Task item:
Reproduce the data below word for word.

-- Provided records follows --

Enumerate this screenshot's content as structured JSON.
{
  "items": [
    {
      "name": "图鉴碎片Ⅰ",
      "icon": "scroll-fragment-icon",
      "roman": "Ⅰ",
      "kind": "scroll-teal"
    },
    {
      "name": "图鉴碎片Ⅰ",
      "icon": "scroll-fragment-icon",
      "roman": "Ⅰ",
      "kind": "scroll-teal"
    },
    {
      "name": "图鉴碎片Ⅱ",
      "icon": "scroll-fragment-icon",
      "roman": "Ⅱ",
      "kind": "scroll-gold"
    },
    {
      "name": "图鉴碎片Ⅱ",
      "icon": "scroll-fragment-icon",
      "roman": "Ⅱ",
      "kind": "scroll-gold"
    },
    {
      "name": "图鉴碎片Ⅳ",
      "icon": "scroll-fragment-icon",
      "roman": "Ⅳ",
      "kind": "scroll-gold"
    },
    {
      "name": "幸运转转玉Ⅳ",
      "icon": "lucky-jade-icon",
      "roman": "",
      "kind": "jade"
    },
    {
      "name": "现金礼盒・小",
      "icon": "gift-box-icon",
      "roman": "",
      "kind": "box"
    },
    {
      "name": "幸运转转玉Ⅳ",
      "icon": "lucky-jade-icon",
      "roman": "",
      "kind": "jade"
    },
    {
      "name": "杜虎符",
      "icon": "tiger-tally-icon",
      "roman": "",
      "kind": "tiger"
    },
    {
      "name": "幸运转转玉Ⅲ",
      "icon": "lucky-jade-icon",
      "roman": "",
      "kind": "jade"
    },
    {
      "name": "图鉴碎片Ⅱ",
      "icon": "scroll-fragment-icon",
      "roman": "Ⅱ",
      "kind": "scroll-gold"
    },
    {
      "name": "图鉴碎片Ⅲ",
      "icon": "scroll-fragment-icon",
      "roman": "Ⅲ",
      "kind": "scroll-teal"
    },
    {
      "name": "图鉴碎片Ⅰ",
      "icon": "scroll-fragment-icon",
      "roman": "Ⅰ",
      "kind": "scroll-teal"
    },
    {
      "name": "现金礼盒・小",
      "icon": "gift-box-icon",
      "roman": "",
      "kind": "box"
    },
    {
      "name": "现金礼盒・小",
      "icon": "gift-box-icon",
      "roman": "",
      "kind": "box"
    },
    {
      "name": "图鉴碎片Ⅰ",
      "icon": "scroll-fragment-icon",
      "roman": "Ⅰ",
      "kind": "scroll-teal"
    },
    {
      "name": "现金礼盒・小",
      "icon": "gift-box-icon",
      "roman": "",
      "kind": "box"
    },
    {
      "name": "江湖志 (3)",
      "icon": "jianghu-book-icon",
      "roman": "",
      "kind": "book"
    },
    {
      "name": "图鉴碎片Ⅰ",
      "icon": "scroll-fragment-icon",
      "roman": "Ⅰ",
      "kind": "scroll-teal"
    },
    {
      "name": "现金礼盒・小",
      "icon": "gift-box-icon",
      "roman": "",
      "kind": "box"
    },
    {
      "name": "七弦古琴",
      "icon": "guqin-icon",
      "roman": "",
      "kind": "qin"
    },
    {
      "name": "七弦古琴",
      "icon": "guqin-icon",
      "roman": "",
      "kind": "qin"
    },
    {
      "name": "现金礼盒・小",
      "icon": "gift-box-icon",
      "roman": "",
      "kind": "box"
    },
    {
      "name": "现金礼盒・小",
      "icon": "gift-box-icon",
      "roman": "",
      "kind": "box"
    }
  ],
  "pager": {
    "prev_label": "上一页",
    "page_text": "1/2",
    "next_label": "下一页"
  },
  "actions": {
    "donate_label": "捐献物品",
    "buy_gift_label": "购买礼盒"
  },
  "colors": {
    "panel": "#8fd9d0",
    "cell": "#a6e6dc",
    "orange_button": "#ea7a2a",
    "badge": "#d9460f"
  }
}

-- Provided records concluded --

Written reply:
Enumerate this screenshot's content as structured JSON.
{
  "items": [
    {
      "name": "图鉴碎片Ⅰ",
      "icon": "scroll-fragment-icon",
      "roman": "Ⅰ",
      "kind": "scroll-teal"
    },
    {
      "name": "图鉴碎片Ⅰ",
      "icon": "scroll-fragment-icon",
      "roman": "Ⅰ",
      "kind": "scroll-teal"
    },
    {
      "name": "图鉴碎片Ⅱ",
      "icon": "scroll-fragment-icon",
      "roman": "Ⅱ",
      "kind": "scroll-gold"
    },
    {
      "name": "图鉴碎片Ⅱ",
      "icon": "scroll-fragment-icon",
      "roman": "Ⅱ",
      "kind": "scroll-gold"
    },
    {
      "name": "图鉴碎片Ⅳ",
      "icon": "scroll-fragment-icon",
      "roman": "Ⅳ",
      "kind": "scroll-gold"
    },
    {
      "name": "幸运转转玉Ⅳ",
      "icon": "lucky-jade-icon",
      "roman": "",
      "kind": "jade"
    },
    {
      "name": "现金礼盒・小",
      "icon": "gift-box-icon",
      "roman": "",
      "kind": "box"
    },
    {
      "name": "幸运转转玉Ⅳ",
      "icon": "lucky-jade-icon",
      "roman": "",
      "kind": "jade"
    },
    {
      "name": "杜虎符",
      "icon": "tiger-tally-icon",
      "roman": "",
      "kind": "tiger"
    },
    {
      "name": "幸运转转玉Ⅲ",
      "icon": "lucky-jade-icon",
      "roman": "",
      "kind": "jade"
    },
    {
      "name": "图鉴碎片Ⅱ",
      "icon": "scroll-fragment-icon",
      "roman": "Ⅱ",
      "kind": "scroll-gold"
    },
    {
      "name": "图鉴碎片Ⅲ",
      "icon": "scroll-fragment-icon",
      "roman": "Ⅲ",
      "kind": "scroll-teal"
    },
    {
      "name": "图鉴碎片Ⅰ",
      "icon": "scroll-fragment-icon",
      "roman": "Ⅰ",
      "kind": "scroll-teal"
    },
    {
      "name": "现金礼盒・小",
      "icon": "gift-box-icon",
      "roman": "",
      "kind": "box"
    },
    {
      "name": "现金礼盒・小",
      "icon": "gift-box-icon",
      "roman": "",
      "kind": "box"
    },
    {
      "name": "图鉴碎片Ⅰ",
      "icon": "scroll-fragment-icon",
      "roman": "Ⅰ",
      "kind": "scroll-teal"
    },
    {
      "name": "现金礼盒・小",
      "icon": "gift-box-icon",
      "roman": "",
      "kind": "box"
    },
    {
      "name": "江湖志 (3)",
      "icon": "jianghu-book-icon",
      "roman": "",
      "kind": "book"
    },
    {
      "name": "图鉴碎片Ⅰ",
      "icon": "scroll-fragment-icon",
      "roman": "Ⅰ",
      "kind": "scroll-teal"
    },
    {
      "name": "现金礼盒・小",
      "icon": "gift-box-icon",
      "roman": "",
      "kind": "box"
    },
    {
      "name": "七弦古琴",
      "icon": "guqin-icon",
      "roman": "",
      "kind": "qin"
    },
    {
      "name": "七弦古琴",
      "icon": "guqin-icon",
      "roman": "",
      "kind": "qin"
    },
    {
      "name": "现金礼盒・小",
      "icon": "gift-box-icon",
      "roman": "",
      "kind": "box"
    },
    {
      "name": "现金礼盒・小",
      "icon": "gift-box-icon",
      "roman": "",
      "kind": "box"
    }
  ],
  "pager": {
    "prev_label": "上一页",
    "page_text": "1/2",
    "next_label": "下一页"
  },
  "actions": {
    "donate_label": "捐献物品",
    "buy_gift_label": "购买礼盒"
  },
  "colors": {
    "panel": "#8fd9d0",
    "cell": "#a6e6dc",
    "orange_button": "#ea7a2a",
    "badge": "#d9460f"
  }
}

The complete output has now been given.